Stored items from a collection
§
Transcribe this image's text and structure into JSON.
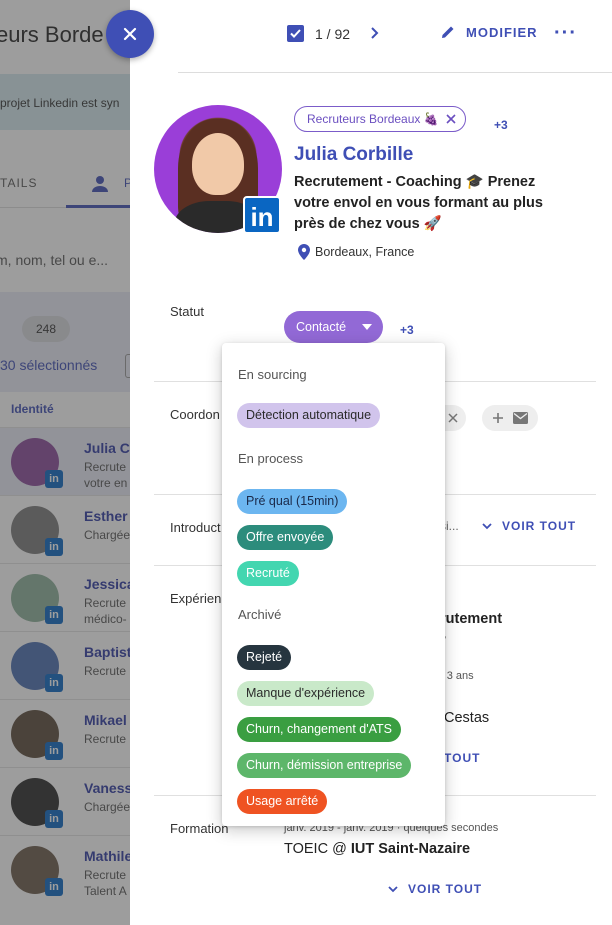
{
  "background": {
    "title": "eurs Borde",
    "banner_text": "projet Linkedin est syn",
    "tab_details": "TAILS",
    "tab_people": "P",
    "search_placeholder": "m, nom, tel ou e...",
    "count": "248",
    "selected_text": "30 sélectionnés",
    "column_header": "Identité",
    "rows": [
      {
        "name": "Julia C",
        "line1": "Recrute",
        "line2": "votre en"
      },
      {
        "name": "Esther",
        "line1": "Chargée",
        "line2": ""
      },
      {
        "name": "Jessica",
        "line1": "Recrute",
        "line2": "médico-"
      },
      {
        "name": "Baptist",
        "line1": "Recrute",
        "line2": ""
      },
      {
        "name": "Mikael",
        "line1": "Recrute",
        "line2": ""
      },
      {
        "name": "Vaness",
        "line1": "Chargée",
        "line2": ""
      },
      {
        "name": "Mathile",
        "line1": "Recrute",
        "line2": "Talent A"
      }
    ]
  },
  "topbar": {
    "counter": "1 / 92",
    "edit_label": "MODIFIER",
    "more_label": "···"
  },
  "profile": {
    "tag": "Recruteurs Bordeaux 🍇",
    "tag_more": "+3",
    "name": "Julia Corbille",
    "headline": "Recrutement - Coaching 🎓 Prenez votre envol en vous formant au plus près de chez vous 🚀",
    "location": "Bordeaux, France",
    "linkedin_badge": "in"
  },
  "sections": {
    "statut": "Statut",
    "coordonnees": "Coordon",
    "introduction": "Introduct",
    "experience": "Expérien",
    "formation": "Formation"
  },
  "status": {
    "current": "Contacté",
    "more": "+3"
  },
  "contact": {
    "chip_text": "r"
  },
  "introduction": {
    "tail": "si...",
    "voir_tout": "VOIR TOUT"
  },
  "experience": {
    "title": "rutement",
    "sub": "y",
    "duration": "· 3 ans",
    "location": "Cestas",
    "voir_tout": "TOUT"
  },
  "formation": {
    "dates": "janv. 2019 - janv. 2019 · quelques secondes",
    "degree": "TOEIC @ ",
    "school": "IUT Saint-Nazaire",
    "voir_tout": "VOIR TOUT"
  },
  "dropdown": {
    "groups": [
      {
        "label": "En sourcing",
        "options": [
          {
            "label": "Détection automatique",
            "bg": "#d1c4ec",
            "fg": "#2b2b2b"
          }
        ]
      },
      {
        "label": "En process",
        "options": [
          {
            "label": "Pré qual (15min)",
            "bg": "#6cb6f0",
            "fg": "#1b2a4a"
          },
          {
            "label": "Offre envoyée",
            "bg": "#2c8c7c",
            "fg": "#ffffff"
          },
          {
            "label": "Recruté",
            "bg": "#43d6b0",
            "fg": "#ffffff"
          }
        ]
      },
      {
        "label": "Archivé",
        "options": [
          {
            "label": "Rejeté",
            "bg": "#26353f",
            "fg": "#ffffff"
          },
          {
            "label": "Manque d'expérience",
            "bg": "#c9e9c9",
            "fg": "#2b2b2b"
          },
          {
            "label": "Churn, changement d'ATS",
            "bg": "#3a9e41",
            "fg": "#ffffff"
          },
          {
            "label": "Churn, démission entreprise",
            "bg": "#5db66a",
            "fg": "#ffffff"
          },
          {
            "label": "Usage arrêté",
            "bg": "#ef5322",
            "fg": "#ffffff"
          }
        ]
      }
    ]
  },
  "colors": {
    "primary": "#3f4fb5",
    "status": "#9269d6",
    "linkedin": "#0a66c2"
  }
}
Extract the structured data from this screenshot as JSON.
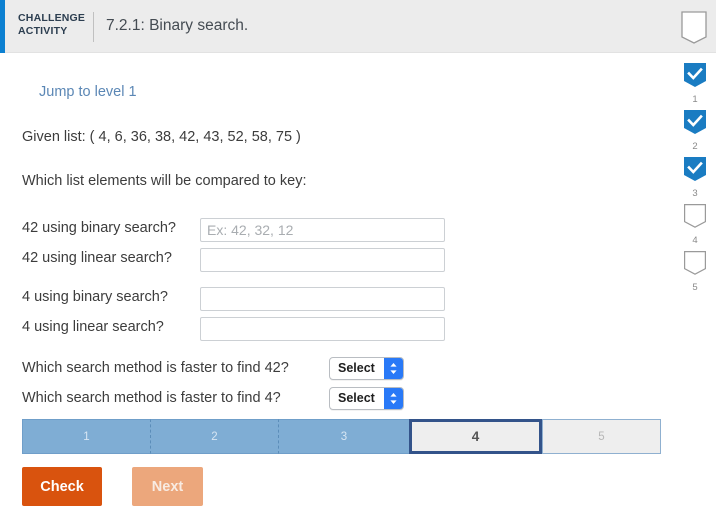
{
  "header": {
    "challenge_label": "CHALLENGE ACTIVITY",
    "title": "7.2.1: Binary search.",
    "bookmark_icon": "bookmark-outline-icon",
    "accent_color": "#0c80d1"
  },
  "main": {
    "jump_link": "Jump to level 1",
    "given_list": "Given list: ( 4, 6, 36, 38, 42, 43, 52, 58, 75 )",
    "prompt": "Which list elements will be compared to key:",
    "text_questions": [
      {
        "label": "42 using binary search?",
        "value": "",
        "placeholder": "Ex: 42, 32, 12"
      },
      {
        "label": "42 using linear search?",
        "value": "",
        "placeholder": ""
      },
      {
        "label": "4 using binary search?",
        "value": "",
        "placeholder": ""
      },
      {
        "label": "4 using linear search?",
        "value": "",
        "placeholder": ""
      }
    ],
    "select_questions": [
      {
        "label": "Which search method is faster to find 42?",
        "selected": "Select"
      },
      {
        "label": "Which search method is faster to find 4?",
        "selected": "Select"
      }
    ]
  },
  "progress": {
    "segments": [
      {
        "label": "1",
        "state": "done"
      },
      {
        "label": "2",
        "state": "done"
      },
      {
        "label": "3",
        "state": "done"
      },
      {
        "label": "4",
        "state": "active"
      },
      {
        "label": "5",
        "state": "upcoming"
      }
    ],
    "done_color": "#7fadd4",
    "active_border_color": "#33538a"
  },
  "buttons": {
    "check": "Check",
    "next": "Next",
    "check_color": "#d9530e",
    "next_color": "#eca77c"
  },
  "rail": {
    "items": [
      {
        "number": "1",
        "checked": true
      },
      {
        "number": "2",
        "checked": true
      },
      {
        "number": "3",
        "checked": true
      },
      {
        "number": "4",
        "checked": false
      },
      {
        "number": "5",
        "checked": false
      }
    ],
    "checked_color": "#1a7cc2"
  }
}
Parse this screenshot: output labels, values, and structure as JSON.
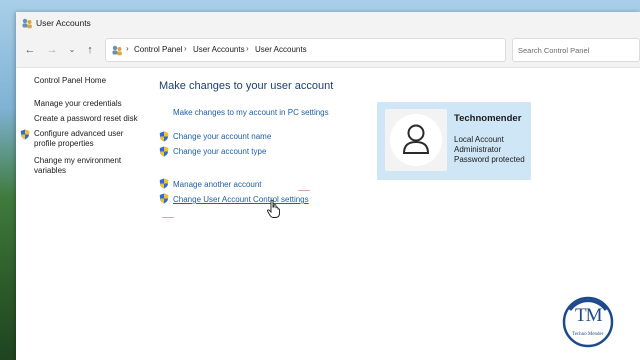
{
  "window": {
    "title": "User Accounts"
  },
  "address_bar": {
    "breadcrumbs": [
      "Control Panel",
      "User Accounts",
      "User Accounts"
    ],
    "search_placeholder": "Search Control Panel"
  },
  "sidebar": {
    "items": [
      {
        "label": "Control Panel Home",
        "shield": false
      },
      {
        "label": "Manage your credentials",
        "shield": false
      },
      {
        "label": "Create a password reset disk",
        "shield": false
      },
      {
        "label": "Configure advanced user",
        "label2": "profile properties",
        "shield": true
      },
      {
        "label": "Change my environment",
        "label2": "variables",
        "shield": false
      }
    ]
  },
  "main": {
    "heading": "Make changes to your user account",
    "links": [
      {
        "label": "Make changes to my account in PC settings",
        "shield": false
      },
      {
        "label": "Change your account name",
        "shield": true
      },
      {
        "label": "Change your account type",
        "shield": true
      },
      {
        "label": "Manage another account",
        "shield": true
      },
      {
        "label": "Change User Account Control settings",
        "shield": true,
        "hover": true
      }
    ]
  },
  "account": {
    "name": "Technomender",
    "lines": [
      "Local Account",
      "Administrator",
      "Password protected"
    ]
  },
  "watermark": {
    "initials": "TM",
    "text": "Techno Mender"
  },
  "colors": {
    "link": "#1e5fa8",
    "heading": "#1f3f6e",
    "card": "#cfe6f6",
    "shield_blue": "#2f6bd6",
    "shield_yellow": "#f2c12e"
  }
}
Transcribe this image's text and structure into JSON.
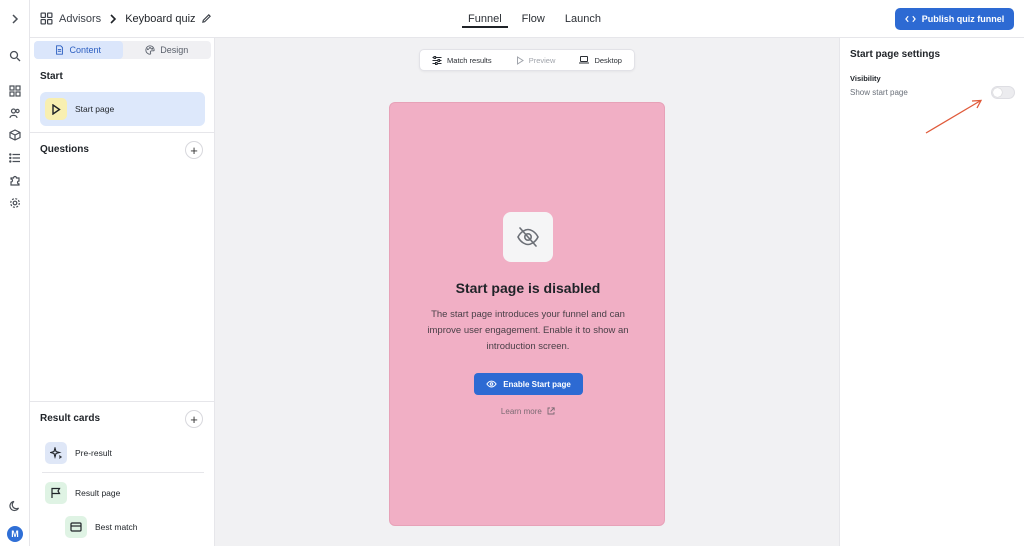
{
  "breadcrumb": {
    "root": "Advisors",
    "current": "Keyboard quiz"
  },
  "top_tabs": [
    "Funnel",
    "Flow",
    "Launch"
  ],
  "publish_label": "Publish quiz funnel",
  "left_panel": {
    "seg_content": "Content",
    "seg_design": "Design",
    "start_heading": "Start",
    "start_item": "Start page",
    "questions_heading": "Questions",
    "result_heading": "Result cards",
    "results": [
      "Pre-result",
      "Result page",
      "Best match"
    ]
  },
  "toolbar": {
    "match": "Match results",
    "preview": "Preview",
    "desktop": "Desktop"
  },
  "card": {
    "title": "Start page is disabled",
    "body": "The start page introduces your funnel and can improve user engagement. Enable it to show an introduction screen.",
    "enable_label": "Enable Start page",
    "learn_more": "Learn more"
  },
  "settings": {
    "title": "Start page settings",
    "label": "Visibility",
    "sub": "Show start page",
    "toggle_on": false
  },
  "avatar_initial": "M",
  "colors": {
    "accent": "#2d6ad3",
    "card_bg": "#f1afc5",
    "annotation": "#e05a3a"
  }
}
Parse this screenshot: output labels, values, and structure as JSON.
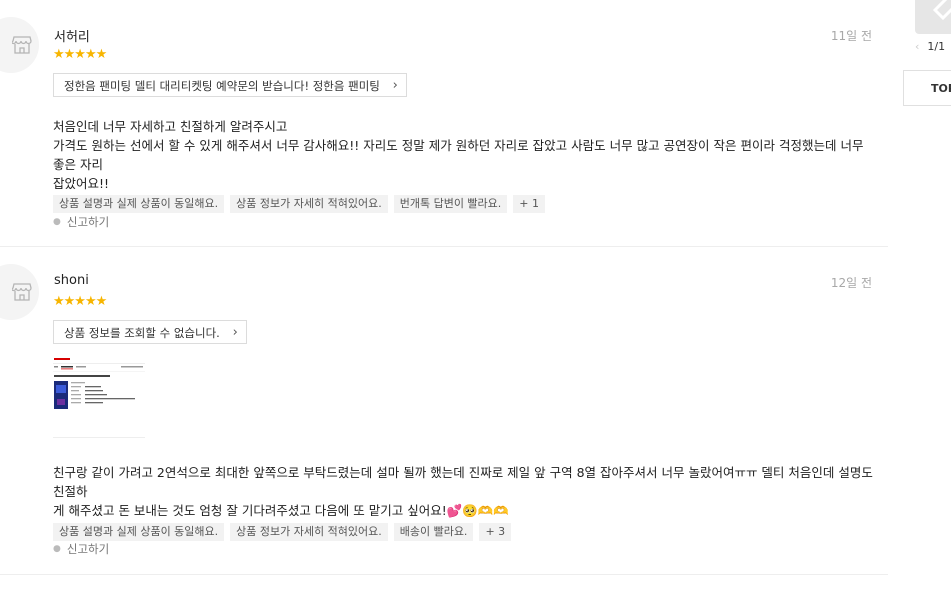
{
  "reviews": [
    {
      "nickname": "서허리",
      "date": "11일 전",
      "stars": "★★★★★",
      "product": "정한음 팬미팅 델티 대리티켓팅 예약문의 받습니다! 정한음 팬미팅",
      "text_lines": [
        "처음인데 너무 자세하고 친절하게 알려주시고",
        "가격도 원하는 선에서 할 수 있게 해주셔서 너무 감사해요!! 자리도 정말 제가 원하던 자리로 잡았고 사람도 너무 많고 공연장이 작은 편이라 걱정했는데 너무 좋은 자리",
        "잡았어요!!"
      ],
      "tags": [
        "상품 설명과 실제 상품이 동일해요.",
        "상품 정보가 자세히 적혀있어요.",
        "번개톡 답변이 빨라요.",
        "+ 1"
      ],
      "report": "신고하기"
    },
    {
      "nickname": "shoni",
      "date": "12일 전",
      "stars": "★★★★★",
      "product": "상품 정보를 조회할 수 없습니다.",
      "text_lines": [
        "친구랑 같이 가려고 2연석으로 최대한 앞쪽으로 부탁드렸는데 설마 될까 했는데 진짜로 제일 앞 구역 8열 잡아주셔서 너무 놀랐어여ㅠㅠ 델티 처음인데 설명도 친절하",
        "게 해주셨고 돈 보내는 것도 엄청 잘 기다려주셨고 다음에 또 맡기고 싶어요!💕🥺🫶🫶"
      ],
      "tags": [
        "상품 설명과 실제 상품이 동일해요.",
        "상품 정보가 자세히 적혀있어요.",
        "배송이 빨라요.",
        "+ 3"
      ],
      "report": "신고하기",
      "thumb_title": "[2] APEC MUSIC FESTA - 2차"
    }
  ],
  "side": {
    "pager": "1/1",
    "top_label": "TOP"
  },
  "colors": {
    "star": "#f7b500",
    "accent": "#d60000"
  }
}
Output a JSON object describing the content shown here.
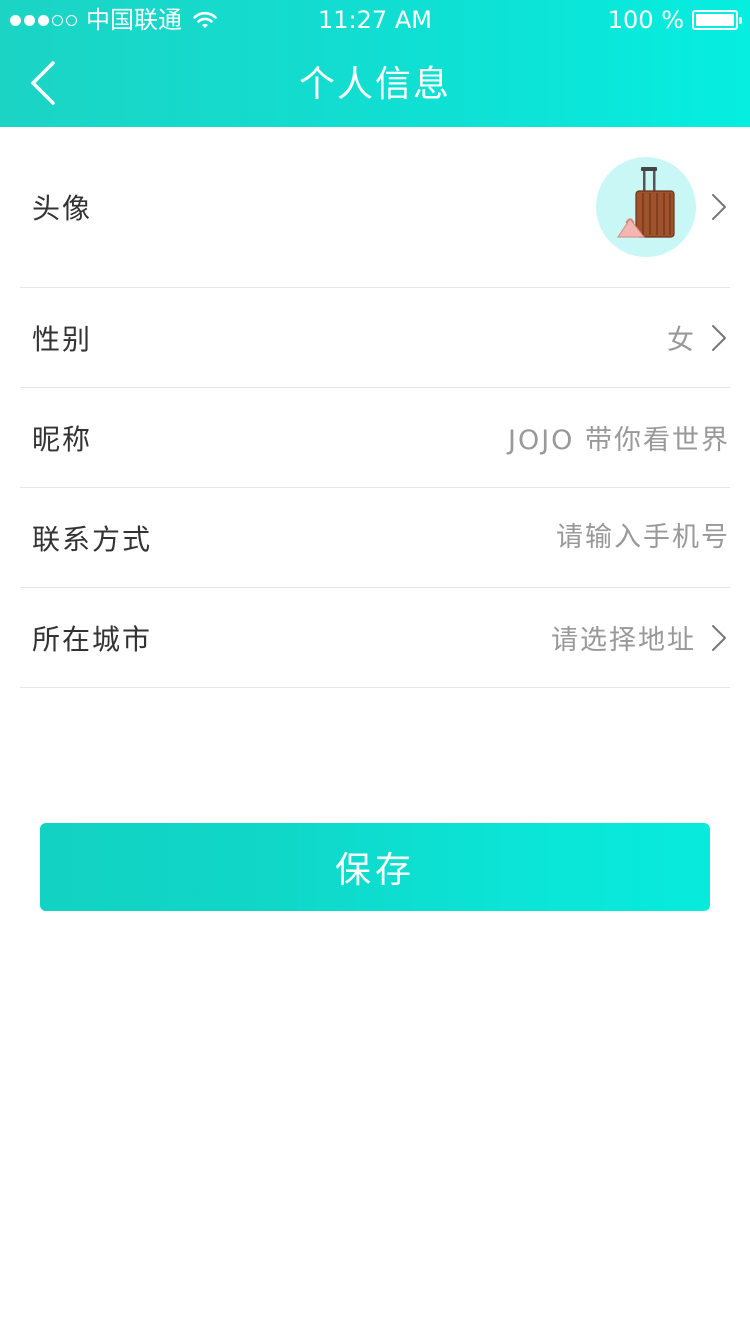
{
  "status_bar": {
    "carrier": "中国联通",
    "time": "11:27 AM",
    "battery": "100 %"
  },
  "nav": {
    "title": "个人信息",
    "back_icon": "chevron-left-icon"
  },
  "rows": {
    "avatar": {
      "label": "头像"
    },
    "gender": {
      "label": "性别",
      "value": "女"
    },
    "nickname": {
      "label": "昵称",
      "value": "JOJO 带你看世界"
    },
    "contact": {
      "label": "联系方式",
      "placeholder": "请输入手机号"
    },
    "city": {
      "label": "所在城市",
      "placeholder": "请选择地址"
    }
  },
  "save_button": {
    "label": "保存"
  },
  "colors": {
    "accent": "#12d4c5",
    "header_gradient_end": "#05eee0",
    "avatar_bg": "#c9f7f5",
    "divider": "#e6e6e6",
    "value_text": "#999999"
  }
}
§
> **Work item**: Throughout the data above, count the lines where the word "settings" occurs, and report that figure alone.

> **Solved exercise**: 4